● **WHAT YOU ARE ASKED TO DO**:
Where a line in the material below has the string "created", please report it.

----

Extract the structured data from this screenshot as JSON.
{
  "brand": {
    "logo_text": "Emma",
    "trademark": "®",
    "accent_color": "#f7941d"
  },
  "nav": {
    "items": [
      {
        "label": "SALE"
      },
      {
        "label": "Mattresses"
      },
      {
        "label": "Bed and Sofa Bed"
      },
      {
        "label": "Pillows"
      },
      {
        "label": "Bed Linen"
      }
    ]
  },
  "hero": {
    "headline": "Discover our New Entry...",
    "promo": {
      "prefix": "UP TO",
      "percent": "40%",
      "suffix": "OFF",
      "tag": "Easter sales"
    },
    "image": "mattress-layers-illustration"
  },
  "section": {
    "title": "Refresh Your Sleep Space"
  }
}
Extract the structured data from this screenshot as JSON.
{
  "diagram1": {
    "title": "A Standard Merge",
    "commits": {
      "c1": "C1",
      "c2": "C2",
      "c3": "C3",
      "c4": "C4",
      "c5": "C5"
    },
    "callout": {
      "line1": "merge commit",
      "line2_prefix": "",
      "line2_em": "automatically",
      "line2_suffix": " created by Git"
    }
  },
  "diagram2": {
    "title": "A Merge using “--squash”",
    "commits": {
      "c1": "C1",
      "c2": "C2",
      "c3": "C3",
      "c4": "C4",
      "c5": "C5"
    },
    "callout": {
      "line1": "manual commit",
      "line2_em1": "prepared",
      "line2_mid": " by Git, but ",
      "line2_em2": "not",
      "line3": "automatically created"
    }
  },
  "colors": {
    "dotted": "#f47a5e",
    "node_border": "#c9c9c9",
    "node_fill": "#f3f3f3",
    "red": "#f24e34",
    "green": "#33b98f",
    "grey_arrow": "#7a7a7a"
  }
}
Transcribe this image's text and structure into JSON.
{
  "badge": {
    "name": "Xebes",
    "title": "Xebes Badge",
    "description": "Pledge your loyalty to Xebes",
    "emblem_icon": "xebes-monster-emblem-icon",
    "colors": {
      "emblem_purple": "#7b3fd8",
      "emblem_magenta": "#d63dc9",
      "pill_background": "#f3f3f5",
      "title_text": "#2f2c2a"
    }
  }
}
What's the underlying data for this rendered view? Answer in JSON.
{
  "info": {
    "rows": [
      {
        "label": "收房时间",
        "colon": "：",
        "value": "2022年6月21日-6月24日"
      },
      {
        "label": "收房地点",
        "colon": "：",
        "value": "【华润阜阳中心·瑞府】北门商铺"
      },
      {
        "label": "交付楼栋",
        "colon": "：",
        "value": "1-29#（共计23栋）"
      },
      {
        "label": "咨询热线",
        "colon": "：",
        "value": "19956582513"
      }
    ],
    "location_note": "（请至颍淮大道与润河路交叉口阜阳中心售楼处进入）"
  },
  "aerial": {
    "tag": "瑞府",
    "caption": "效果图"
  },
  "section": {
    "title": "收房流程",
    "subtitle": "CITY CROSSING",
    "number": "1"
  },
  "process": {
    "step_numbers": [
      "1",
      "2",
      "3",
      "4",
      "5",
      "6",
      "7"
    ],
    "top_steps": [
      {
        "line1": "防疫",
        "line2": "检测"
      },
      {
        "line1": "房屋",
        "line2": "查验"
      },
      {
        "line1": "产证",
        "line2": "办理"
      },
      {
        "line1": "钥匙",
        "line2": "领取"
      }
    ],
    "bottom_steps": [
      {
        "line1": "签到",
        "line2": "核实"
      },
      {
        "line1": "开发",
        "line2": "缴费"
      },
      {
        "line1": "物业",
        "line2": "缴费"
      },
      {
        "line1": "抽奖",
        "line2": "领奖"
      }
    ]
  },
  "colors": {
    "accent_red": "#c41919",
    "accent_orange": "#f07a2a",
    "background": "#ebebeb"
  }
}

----

● **OUTPUT BELOW**:
      "line2_suffix": " created by Git"
      "line3": "automatically created"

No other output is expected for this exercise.